§ YOUR INSTRUCTIONS
Given the records below, pull every line with the word "cleaner" into the answer.

§ DATASET
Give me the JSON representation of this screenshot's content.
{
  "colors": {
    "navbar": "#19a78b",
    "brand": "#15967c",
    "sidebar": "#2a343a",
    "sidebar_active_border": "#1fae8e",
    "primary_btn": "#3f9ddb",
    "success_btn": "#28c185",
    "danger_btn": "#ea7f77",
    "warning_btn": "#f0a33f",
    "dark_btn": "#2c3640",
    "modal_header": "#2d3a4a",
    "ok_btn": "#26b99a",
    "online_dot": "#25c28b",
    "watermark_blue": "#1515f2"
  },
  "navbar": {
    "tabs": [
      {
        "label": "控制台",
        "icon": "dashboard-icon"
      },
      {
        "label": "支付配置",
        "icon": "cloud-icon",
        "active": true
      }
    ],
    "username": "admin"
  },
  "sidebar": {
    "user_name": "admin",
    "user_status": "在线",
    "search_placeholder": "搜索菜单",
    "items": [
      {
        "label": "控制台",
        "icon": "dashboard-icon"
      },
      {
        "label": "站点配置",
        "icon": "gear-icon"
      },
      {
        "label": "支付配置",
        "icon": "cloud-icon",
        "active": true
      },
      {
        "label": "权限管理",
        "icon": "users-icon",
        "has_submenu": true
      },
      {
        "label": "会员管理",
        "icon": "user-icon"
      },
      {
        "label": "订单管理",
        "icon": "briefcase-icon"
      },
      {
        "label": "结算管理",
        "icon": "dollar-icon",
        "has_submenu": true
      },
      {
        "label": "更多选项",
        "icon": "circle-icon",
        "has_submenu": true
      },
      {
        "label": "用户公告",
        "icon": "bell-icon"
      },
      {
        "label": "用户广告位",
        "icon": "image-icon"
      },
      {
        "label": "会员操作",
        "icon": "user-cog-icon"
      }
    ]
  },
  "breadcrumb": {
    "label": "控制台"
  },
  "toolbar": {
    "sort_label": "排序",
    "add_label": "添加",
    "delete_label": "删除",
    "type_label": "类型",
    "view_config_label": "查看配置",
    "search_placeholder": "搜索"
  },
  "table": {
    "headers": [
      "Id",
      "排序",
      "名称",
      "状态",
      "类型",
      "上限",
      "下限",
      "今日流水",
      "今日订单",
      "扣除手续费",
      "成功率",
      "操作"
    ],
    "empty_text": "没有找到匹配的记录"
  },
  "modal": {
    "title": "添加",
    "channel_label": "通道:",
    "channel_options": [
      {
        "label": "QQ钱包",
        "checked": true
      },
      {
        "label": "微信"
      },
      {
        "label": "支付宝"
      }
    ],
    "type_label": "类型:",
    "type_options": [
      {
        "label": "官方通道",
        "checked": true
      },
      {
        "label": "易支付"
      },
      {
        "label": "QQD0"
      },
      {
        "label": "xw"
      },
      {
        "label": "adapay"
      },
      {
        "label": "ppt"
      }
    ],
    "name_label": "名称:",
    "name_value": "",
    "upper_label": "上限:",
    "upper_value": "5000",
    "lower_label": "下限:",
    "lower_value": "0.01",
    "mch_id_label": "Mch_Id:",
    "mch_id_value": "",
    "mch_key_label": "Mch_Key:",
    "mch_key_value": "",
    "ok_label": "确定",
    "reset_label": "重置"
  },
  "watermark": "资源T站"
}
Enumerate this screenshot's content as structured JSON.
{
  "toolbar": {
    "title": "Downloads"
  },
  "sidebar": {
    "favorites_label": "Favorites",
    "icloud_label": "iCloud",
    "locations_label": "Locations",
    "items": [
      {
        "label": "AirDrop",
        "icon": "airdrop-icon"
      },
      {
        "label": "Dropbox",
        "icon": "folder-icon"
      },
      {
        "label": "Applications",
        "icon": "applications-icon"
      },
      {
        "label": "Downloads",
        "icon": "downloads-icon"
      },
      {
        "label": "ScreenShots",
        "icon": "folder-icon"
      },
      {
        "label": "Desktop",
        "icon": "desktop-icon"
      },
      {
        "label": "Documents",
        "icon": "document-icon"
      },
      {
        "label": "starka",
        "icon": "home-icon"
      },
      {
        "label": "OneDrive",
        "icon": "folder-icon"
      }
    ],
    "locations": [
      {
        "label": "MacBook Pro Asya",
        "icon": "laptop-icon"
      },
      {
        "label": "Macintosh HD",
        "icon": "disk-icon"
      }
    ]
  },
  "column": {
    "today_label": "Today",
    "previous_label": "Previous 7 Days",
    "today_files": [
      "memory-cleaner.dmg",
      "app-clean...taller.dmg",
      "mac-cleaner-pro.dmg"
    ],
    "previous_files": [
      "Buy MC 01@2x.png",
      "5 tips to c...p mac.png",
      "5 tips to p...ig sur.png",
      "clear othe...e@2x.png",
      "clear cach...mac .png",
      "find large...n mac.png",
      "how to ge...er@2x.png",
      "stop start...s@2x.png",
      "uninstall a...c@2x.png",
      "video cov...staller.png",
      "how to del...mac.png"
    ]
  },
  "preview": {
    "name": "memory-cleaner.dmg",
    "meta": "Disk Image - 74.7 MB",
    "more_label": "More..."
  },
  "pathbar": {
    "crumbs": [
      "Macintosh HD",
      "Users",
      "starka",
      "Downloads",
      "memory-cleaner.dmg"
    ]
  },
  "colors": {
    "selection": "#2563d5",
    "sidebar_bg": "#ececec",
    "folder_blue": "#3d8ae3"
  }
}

§ YOUR SOLUTION
      "memory-cleaner.dmg",
      "mac-cleaner-pro.dmg"
    "name": "memory-cleaner.dmg",
      "memory-cleaner.dmg"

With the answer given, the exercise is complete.